Accolades recognises the winners at this year's ARN IT Industry Awards - the best of the best. Over the course of the next few weeks, ARN will be running their stories. We begin with the industry leaders inducted into the Hall of Fame, this year.
Craig Somerville, Hall of Fame
In an industry that has proven to be so dynamic with people moving from role to role, it’s a testament to the success of his company that Craig Somerville has been able to remain in the same spot for over 25 years.
Somerville (later, the Somerville Group) has remained a privately owned organisation since 1985. And according to Somerville, not a day of it has been boring.
“The upside to the industry we’re in is that it’s always moving,” he said. “I’m more motivated now than I’ve ever been, and that’s because as our industry evolves, our businesses evolve with the industry. And we’ve developed to meet the needs of customers.”
It all started in electrical and communications, a business unit that has remained a steady corner for the Group ever since. At the same time, the Group has expanded well past its early means.
Somerville has led the company into networking and systems integration, the ISP space, and managed services. Right now, he’s in the process of transforming the company to be cloud ready. “It’s all part of the game,” he said.
“That’s why we’re lucky. To get bored in this industry you’re not doing the right thing.”
Of all those successes, though, the ISP business is the one that Somerville is perhaps most proud off. Set up at a time where everyone was clamouring to be an ISP, what set Somerville’s ISP apart was its technical know-how.
But it took a while to get going. There was the dot com bust, and for a while it looked like it was a poor investment by the company. “I think it was the end of the 2001 financial year that we sat back and the most profitable business we had was the ISP business,” Somerville said. “Whilst it was a very small part of our business at the time, it was actually the most profitable.”
Looking forward, Somerville is happy doing what he’s doing. He’s content in owning a private company, with no intention on taking The Somerville Group public, and has a strong commitment to maintaining a work-life balance that includes his other passions – his family and surfing, with the technology.
Somerville and his four co-directors of the Somerville Group are committed to the concept of a ‘lifestyle business’. “None of the directors are sitting there ‘we want to sell the business,’” he said.
“I don’t think I could answer to a board.

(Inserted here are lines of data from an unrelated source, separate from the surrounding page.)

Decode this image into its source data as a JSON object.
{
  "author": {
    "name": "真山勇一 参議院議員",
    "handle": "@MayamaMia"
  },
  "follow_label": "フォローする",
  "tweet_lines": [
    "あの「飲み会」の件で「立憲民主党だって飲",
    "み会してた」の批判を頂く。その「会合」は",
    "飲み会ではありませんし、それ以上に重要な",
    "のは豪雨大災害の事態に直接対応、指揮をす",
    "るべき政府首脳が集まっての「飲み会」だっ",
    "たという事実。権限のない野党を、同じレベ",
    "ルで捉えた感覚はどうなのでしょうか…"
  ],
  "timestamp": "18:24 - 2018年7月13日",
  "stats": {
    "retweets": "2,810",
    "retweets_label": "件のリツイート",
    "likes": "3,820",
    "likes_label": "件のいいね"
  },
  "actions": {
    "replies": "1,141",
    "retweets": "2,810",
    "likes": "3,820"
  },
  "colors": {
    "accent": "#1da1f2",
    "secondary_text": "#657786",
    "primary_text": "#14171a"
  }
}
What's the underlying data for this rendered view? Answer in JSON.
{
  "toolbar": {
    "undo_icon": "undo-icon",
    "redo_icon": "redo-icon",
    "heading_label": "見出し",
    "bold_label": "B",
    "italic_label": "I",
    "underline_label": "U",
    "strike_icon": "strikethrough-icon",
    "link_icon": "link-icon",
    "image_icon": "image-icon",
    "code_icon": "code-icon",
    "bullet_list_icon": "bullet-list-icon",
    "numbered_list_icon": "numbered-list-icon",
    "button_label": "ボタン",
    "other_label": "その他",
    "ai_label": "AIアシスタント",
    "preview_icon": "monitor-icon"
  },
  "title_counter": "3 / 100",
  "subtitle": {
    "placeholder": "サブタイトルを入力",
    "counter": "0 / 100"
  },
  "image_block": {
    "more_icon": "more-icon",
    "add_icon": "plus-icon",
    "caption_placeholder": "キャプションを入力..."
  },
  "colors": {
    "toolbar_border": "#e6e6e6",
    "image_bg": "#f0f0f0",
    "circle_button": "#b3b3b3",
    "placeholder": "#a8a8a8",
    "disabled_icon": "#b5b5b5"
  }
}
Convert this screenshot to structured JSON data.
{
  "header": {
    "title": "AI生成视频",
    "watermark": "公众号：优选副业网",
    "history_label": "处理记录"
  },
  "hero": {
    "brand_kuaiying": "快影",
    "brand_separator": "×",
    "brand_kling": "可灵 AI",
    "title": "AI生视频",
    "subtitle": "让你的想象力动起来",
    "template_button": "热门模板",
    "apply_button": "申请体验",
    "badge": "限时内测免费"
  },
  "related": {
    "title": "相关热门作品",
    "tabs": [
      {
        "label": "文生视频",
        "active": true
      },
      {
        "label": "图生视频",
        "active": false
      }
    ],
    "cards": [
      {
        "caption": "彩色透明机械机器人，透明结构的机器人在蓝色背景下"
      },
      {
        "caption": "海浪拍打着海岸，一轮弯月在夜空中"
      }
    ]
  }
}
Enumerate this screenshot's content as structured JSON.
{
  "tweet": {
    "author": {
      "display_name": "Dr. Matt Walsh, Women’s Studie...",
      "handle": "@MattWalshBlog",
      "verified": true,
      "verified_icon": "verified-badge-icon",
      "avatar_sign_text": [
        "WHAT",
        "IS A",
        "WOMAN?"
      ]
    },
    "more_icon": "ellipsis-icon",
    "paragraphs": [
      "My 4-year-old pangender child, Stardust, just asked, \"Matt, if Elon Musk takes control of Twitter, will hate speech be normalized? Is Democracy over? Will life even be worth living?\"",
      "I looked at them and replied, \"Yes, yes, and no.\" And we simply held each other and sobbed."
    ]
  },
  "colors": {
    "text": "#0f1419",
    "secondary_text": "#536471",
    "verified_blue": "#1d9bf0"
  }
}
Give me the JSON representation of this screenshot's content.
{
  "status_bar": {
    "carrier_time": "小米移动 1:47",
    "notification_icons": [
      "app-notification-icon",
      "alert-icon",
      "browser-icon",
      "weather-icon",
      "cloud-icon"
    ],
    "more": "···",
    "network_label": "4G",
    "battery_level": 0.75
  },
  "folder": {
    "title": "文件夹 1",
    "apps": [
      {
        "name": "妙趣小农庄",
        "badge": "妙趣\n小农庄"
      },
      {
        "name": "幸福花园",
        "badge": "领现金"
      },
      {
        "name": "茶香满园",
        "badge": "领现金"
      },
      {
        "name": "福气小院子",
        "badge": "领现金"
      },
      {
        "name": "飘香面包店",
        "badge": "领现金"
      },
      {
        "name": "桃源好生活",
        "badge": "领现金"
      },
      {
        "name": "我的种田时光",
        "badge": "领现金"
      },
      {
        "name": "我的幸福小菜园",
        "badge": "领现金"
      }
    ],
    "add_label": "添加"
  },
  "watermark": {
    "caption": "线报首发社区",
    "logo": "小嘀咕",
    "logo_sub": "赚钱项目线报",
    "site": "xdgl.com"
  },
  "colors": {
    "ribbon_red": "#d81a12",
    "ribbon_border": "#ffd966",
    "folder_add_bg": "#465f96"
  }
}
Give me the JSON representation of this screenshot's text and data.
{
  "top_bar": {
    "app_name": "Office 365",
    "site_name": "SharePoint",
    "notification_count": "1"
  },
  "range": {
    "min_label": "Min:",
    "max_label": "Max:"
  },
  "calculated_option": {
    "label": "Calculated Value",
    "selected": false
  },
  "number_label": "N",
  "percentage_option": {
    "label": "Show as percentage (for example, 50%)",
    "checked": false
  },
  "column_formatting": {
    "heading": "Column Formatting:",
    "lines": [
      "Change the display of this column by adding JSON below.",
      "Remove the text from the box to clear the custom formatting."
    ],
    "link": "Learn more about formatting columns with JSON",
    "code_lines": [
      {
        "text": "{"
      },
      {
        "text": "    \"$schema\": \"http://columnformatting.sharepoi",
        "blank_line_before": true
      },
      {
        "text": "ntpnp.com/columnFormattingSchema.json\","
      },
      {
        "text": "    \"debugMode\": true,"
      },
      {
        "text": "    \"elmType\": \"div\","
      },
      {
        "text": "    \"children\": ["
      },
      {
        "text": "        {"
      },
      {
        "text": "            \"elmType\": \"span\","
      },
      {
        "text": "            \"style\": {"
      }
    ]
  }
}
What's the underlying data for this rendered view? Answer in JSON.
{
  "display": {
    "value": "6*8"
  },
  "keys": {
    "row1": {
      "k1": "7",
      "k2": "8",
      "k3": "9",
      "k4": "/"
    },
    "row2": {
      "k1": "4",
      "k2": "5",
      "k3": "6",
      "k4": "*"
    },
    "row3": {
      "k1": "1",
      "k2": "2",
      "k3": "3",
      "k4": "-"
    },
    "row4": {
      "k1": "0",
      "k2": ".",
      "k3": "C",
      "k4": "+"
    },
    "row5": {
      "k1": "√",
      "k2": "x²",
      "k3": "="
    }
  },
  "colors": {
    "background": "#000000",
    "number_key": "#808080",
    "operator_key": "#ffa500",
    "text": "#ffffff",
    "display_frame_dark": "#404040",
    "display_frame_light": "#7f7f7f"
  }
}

I can’t imagine myself sitting down late on a Sunday night because I have to have a board report out on a Monday morning. That’s one of the latitudes you get when you don’t work for a board.”
Indeed, the directors’ desire to remain independent of a board has helped the Somerville Group land in a very positive position for the future, according to Somerville. “We had fairly aggressive growth targets when we first sat down and did our five year plan,” he said. ”We’ve pulled the growth expectations back a little bit, because we want to build a longer term sustainable business.”
It should be an exciting period for the company in the coming years, too. The five-year plan that the directors had agreed on will expire in 2012, at which point it will come time to shape the direction of the company into the future – without shaking the boat too much, naturally.
“We will continue to do what we have been doing and build a sustainable business, and work on improving the business in all areas,” Somerville said.
“I don’t think I could answer to a board. I can’t imagine myself sitting down late on a Sunday night because I have to have a board report out on a Monday morning.”